Write out each line of the entries below that holds the word "name".
─── Data supplied ───
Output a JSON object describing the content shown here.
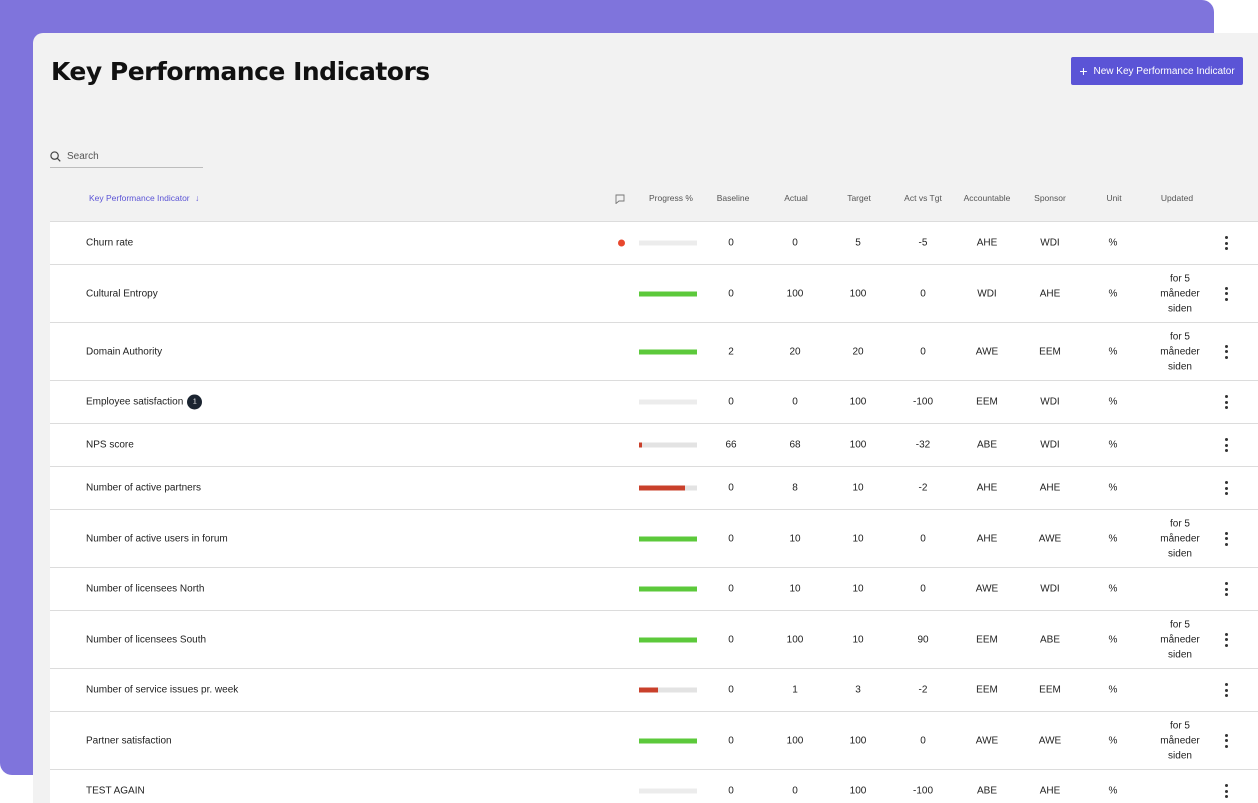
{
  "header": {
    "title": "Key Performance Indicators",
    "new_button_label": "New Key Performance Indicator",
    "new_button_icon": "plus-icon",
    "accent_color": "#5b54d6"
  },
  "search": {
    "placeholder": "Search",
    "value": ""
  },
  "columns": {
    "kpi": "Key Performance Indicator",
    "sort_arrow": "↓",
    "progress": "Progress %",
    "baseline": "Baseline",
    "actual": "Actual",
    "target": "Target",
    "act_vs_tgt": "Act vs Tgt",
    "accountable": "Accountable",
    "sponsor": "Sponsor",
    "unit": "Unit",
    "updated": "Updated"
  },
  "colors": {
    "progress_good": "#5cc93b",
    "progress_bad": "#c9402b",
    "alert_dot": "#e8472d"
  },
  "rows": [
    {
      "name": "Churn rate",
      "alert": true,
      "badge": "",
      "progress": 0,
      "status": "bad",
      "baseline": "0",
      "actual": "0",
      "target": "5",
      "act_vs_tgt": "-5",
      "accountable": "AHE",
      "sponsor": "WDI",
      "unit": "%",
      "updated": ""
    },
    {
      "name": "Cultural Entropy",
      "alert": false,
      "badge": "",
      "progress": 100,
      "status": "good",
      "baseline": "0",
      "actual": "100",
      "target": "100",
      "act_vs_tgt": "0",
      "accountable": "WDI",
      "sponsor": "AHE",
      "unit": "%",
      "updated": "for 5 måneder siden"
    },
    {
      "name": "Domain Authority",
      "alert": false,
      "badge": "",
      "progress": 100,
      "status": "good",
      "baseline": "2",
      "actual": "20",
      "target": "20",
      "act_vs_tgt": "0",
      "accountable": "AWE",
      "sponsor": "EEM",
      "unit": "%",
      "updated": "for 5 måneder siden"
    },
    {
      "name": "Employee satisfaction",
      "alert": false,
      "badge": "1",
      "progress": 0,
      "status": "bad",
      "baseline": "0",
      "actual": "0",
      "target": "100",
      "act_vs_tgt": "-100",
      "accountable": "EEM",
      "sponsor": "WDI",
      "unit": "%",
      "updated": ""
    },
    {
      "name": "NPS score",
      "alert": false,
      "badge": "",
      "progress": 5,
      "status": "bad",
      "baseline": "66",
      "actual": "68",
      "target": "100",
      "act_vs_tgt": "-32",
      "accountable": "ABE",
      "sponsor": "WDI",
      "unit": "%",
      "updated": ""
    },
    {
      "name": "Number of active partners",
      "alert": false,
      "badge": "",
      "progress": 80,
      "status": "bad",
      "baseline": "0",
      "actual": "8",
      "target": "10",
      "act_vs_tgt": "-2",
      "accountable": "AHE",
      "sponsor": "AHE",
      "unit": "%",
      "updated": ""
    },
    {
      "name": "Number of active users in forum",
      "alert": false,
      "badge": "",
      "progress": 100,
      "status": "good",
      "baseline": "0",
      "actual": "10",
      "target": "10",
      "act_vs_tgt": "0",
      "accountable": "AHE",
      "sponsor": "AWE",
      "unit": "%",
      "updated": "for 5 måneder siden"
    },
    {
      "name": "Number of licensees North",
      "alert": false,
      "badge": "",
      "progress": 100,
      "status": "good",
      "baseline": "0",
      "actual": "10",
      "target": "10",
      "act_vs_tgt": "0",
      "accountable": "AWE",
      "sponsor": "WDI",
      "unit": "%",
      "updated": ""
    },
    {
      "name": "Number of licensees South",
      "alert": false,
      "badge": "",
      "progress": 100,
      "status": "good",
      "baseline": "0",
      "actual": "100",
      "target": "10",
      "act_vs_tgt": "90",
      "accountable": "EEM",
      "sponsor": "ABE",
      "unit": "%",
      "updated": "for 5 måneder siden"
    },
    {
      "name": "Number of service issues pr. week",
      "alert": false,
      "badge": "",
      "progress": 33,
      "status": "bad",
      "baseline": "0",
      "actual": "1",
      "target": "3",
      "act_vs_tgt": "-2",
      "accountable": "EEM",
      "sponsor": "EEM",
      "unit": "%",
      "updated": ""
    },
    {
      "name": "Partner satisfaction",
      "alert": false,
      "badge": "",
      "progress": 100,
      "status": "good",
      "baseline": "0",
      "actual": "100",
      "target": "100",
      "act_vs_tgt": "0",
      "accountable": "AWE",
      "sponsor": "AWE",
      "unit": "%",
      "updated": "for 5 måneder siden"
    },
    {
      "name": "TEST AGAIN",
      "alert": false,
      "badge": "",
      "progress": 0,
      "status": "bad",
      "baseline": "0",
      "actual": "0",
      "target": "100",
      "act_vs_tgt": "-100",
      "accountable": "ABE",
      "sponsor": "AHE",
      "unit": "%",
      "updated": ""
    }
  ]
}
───
**Expected output:**
      "name": "Churn rate",
      "name": "Cultural Entropy",
      "name": "Domain Authority",
      "name": "Employee satisfaction",
      "name": "NPS score",
      "name": "Number of active partners",
      "name": "Number of active users in forum",
      "name": "Number of licensees North",
      "name": "Number of licensees South",
      "name": "Number of service issues pr. week",
      "name": "Partner satisfaction",
      "name": "TEST AGAIN",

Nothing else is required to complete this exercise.